What the task asks:
Filter the records, keeping every line that has the string "this".

[Web page and app entries]
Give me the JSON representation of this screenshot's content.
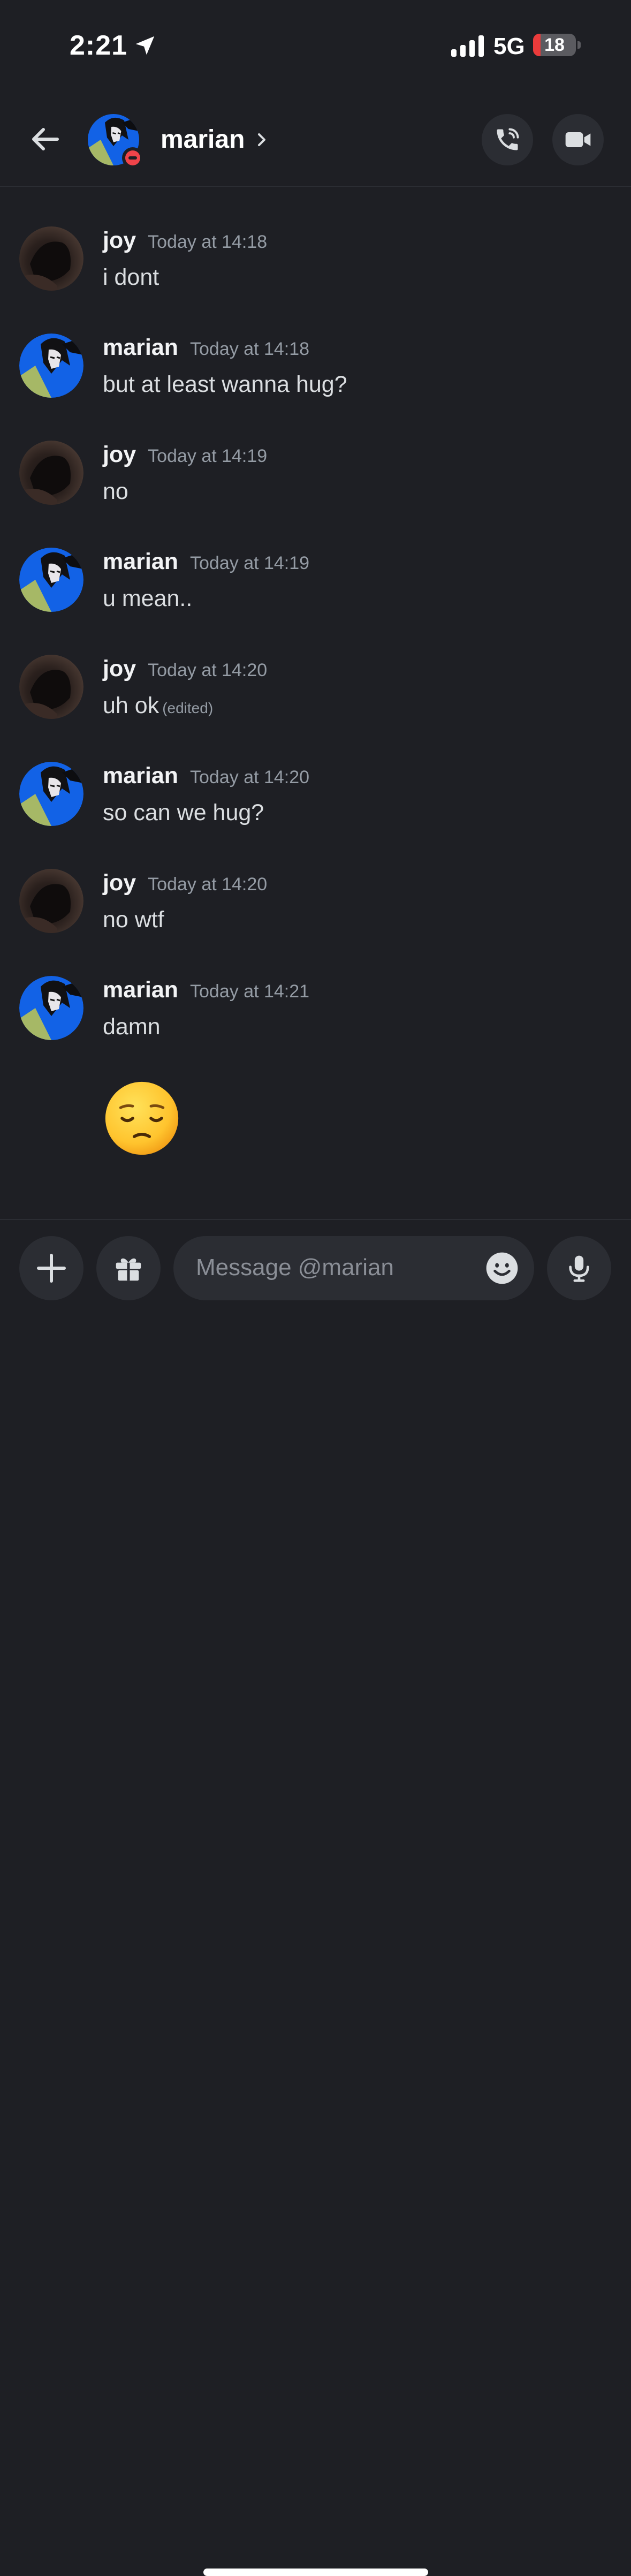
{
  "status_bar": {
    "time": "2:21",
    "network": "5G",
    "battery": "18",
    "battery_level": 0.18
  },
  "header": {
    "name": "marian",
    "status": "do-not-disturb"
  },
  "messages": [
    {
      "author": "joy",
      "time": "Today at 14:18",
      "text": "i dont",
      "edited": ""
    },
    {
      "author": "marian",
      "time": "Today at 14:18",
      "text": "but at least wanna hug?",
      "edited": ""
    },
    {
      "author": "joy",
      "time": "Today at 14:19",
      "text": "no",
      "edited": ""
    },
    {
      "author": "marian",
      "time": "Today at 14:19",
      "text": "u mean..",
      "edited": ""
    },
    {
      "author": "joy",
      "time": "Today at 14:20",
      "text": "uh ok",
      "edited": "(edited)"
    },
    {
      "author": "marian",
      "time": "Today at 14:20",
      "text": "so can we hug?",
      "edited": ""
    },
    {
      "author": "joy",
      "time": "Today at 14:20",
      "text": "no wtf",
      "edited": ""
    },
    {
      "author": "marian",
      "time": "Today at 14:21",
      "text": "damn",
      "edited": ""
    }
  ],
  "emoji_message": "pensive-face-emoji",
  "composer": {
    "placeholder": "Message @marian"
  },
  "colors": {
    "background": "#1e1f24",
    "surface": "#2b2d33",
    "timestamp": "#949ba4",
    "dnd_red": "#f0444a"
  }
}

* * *

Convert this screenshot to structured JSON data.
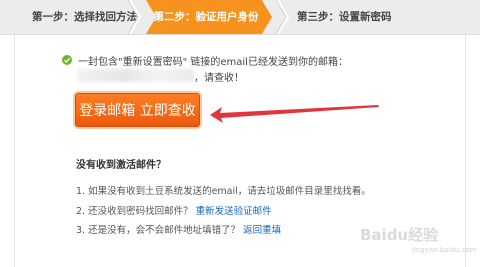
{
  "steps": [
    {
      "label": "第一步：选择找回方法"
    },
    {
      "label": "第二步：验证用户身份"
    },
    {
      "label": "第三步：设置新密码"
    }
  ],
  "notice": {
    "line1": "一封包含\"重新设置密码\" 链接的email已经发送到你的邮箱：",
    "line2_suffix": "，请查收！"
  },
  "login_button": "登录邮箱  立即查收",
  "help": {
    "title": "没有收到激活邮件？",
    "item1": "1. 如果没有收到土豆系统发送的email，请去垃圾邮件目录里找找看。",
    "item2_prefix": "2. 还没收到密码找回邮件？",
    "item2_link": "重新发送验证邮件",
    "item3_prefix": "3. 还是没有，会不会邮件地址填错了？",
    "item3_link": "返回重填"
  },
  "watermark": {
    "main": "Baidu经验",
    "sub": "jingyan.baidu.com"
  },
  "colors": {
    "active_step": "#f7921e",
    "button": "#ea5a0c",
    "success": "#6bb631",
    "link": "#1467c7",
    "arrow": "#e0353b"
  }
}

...

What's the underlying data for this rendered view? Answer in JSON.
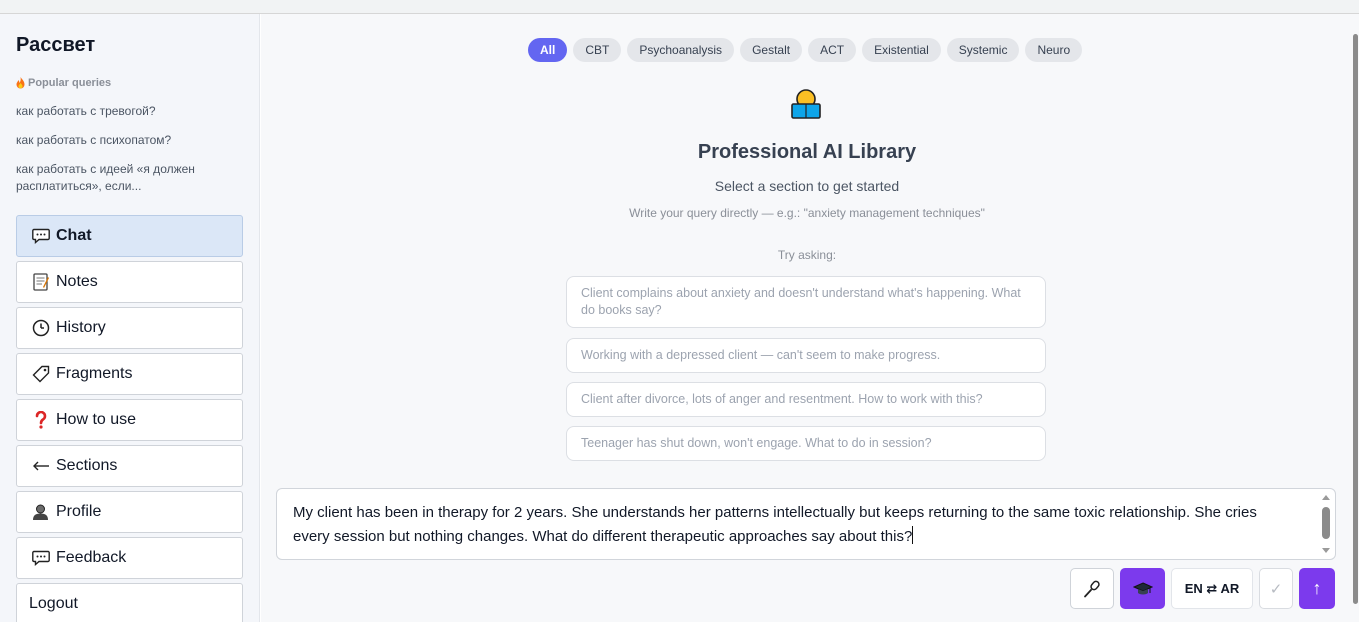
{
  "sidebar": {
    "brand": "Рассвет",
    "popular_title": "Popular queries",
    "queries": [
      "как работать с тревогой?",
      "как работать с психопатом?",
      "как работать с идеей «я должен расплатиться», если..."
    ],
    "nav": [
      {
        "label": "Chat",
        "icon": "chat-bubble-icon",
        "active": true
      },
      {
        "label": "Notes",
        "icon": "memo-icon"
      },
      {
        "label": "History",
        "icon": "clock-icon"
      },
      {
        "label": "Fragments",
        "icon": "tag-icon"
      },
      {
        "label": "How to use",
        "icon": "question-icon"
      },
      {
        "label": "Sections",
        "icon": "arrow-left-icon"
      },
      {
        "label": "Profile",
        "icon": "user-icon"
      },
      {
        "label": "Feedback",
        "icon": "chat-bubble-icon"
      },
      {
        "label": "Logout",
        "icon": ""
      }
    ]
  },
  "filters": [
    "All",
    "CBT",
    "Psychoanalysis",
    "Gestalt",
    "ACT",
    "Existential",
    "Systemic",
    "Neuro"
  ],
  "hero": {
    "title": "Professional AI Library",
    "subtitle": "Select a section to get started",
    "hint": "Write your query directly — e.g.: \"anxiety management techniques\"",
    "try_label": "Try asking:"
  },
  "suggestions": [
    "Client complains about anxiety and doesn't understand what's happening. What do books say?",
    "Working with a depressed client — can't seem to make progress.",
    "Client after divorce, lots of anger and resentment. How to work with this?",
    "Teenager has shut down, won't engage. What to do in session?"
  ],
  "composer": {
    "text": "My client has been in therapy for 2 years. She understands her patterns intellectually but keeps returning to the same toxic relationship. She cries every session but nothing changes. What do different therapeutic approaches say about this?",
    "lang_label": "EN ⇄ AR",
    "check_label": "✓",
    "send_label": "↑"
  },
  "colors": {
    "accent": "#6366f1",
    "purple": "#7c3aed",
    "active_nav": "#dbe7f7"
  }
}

Worked solution:
Give me the JSON representation of this screenshot's content.
Convert this screenshot to structured JSON data.
What's the underlying data for this rendered view? Answer in JSON.
    "Client after divorce, lots of anger and resentment. How to work with this?",
    "text": "My client has been in therapy for 2 years. She understands her patterns intellectually but keeps returning to the same toxic relationship. She cries every session but nothing changes. What do different therapeutic approaches say about this?",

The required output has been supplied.